When attempts to use the site to bolster the scant affordable housing stock in the area failed due to funding issues, the Arkengarthdale School Building Community Group, supported by Arkengarthdale Parish Council, had the site registered as an Asset of Community Value.

The move triggered a six-month moratorium that restricted the building to community uses, but the community group was unable to raise the funds needed to buy the building by the deadline, so the Church of England school sold the school to the couple for £185,000.

In planning papers lodged with the authority, the couple state their business would work alongside other activity providers, to offer a wide range of activities, including yoga, kayaking and mountain biking.

The documents state: “Business will be generated for local accommodation providers and pubs and there will be employment opportunities for local service providers, including cleaners, activity instructors and guides.

“The business model requires guest accommodation and studio/classroom space for activities which include small group yoga and navigation classes.”

Park authority officers said for planning purposes, the former school would remain classed as a community facility until a permission was implemented for another authorised use.

They have advised alternative developments should not be permitted unless it can be demonstrated the land or building could not fulfil, or is not needed for, an alternative community use.

Officers said while objections, including one from The Upper Dales Community Land Trust, had been made over the loss of registered Asset of Community Value, the moratorium period had passed without it being shown that there was sufficient need for it to be retained as a community building.

The officers’ report states the creation of a local needs dwelling for a family living and working in the dale the business would help visitors enjoy the special qualities of the national park.

Recommending the plan be granted consent, the report states: “It would bring in couples, families and small groups who would enjoy activities in the local countryside and onsite.

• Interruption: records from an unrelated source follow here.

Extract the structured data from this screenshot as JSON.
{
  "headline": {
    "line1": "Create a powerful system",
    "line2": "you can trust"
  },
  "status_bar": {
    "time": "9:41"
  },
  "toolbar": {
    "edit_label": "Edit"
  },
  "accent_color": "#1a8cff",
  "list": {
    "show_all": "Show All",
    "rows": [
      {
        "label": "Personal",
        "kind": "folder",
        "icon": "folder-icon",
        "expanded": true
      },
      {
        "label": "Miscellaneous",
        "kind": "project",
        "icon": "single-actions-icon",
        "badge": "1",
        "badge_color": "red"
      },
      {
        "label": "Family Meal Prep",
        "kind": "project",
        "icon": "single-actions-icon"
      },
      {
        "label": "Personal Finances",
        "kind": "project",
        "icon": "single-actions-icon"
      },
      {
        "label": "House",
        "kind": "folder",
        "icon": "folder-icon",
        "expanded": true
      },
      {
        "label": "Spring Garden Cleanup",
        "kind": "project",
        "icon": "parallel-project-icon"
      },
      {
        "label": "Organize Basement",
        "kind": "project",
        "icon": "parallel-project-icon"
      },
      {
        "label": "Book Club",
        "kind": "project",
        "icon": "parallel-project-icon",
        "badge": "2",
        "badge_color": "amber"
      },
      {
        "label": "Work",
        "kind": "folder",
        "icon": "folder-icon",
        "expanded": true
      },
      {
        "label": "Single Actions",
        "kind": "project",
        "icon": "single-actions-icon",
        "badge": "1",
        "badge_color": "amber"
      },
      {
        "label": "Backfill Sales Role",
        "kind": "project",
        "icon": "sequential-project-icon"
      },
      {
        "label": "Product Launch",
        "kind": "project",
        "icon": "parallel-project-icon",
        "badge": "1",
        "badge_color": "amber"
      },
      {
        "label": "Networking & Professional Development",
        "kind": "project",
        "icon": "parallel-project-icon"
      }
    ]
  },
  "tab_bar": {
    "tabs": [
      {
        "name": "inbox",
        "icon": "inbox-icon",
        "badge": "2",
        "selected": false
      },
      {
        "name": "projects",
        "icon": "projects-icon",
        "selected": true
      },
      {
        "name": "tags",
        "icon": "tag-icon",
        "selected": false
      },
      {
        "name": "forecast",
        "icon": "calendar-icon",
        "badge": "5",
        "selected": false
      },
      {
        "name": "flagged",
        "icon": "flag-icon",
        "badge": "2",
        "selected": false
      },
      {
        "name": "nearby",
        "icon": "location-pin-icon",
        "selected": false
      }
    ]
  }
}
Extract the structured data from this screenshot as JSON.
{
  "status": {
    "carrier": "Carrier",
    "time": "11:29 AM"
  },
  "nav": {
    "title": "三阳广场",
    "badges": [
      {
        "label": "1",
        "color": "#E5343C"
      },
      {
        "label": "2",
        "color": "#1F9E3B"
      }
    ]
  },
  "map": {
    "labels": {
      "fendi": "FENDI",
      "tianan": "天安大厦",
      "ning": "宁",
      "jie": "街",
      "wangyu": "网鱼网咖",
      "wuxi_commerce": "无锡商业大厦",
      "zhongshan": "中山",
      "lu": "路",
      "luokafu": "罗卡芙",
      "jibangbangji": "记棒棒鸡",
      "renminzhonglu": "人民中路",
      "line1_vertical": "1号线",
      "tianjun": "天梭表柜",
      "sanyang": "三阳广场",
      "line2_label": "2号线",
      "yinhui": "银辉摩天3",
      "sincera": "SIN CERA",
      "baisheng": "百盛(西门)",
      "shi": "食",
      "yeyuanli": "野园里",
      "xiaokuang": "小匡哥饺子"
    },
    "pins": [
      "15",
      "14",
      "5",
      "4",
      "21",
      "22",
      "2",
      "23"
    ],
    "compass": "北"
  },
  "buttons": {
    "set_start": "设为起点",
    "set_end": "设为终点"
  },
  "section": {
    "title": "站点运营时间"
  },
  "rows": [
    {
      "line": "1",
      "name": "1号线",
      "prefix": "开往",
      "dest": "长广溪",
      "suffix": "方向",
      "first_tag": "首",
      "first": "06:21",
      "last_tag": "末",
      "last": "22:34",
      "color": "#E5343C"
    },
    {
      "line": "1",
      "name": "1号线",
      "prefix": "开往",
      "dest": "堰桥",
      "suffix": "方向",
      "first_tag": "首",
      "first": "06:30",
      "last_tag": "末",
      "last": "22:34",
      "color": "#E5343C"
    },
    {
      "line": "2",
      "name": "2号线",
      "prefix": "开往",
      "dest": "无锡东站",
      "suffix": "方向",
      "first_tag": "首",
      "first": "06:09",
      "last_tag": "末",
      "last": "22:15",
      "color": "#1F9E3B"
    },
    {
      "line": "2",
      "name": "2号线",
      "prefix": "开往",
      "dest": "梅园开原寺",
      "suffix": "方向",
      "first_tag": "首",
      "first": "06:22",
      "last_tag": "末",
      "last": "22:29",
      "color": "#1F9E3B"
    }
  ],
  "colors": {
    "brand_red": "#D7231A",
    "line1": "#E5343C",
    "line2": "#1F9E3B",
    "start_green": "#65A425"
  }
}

“This would generate local employment and support businesses in the area that provide accommodation and the means to undertake outdoor activities.

“The proposal would see the redundant buildings given a residential and business use.”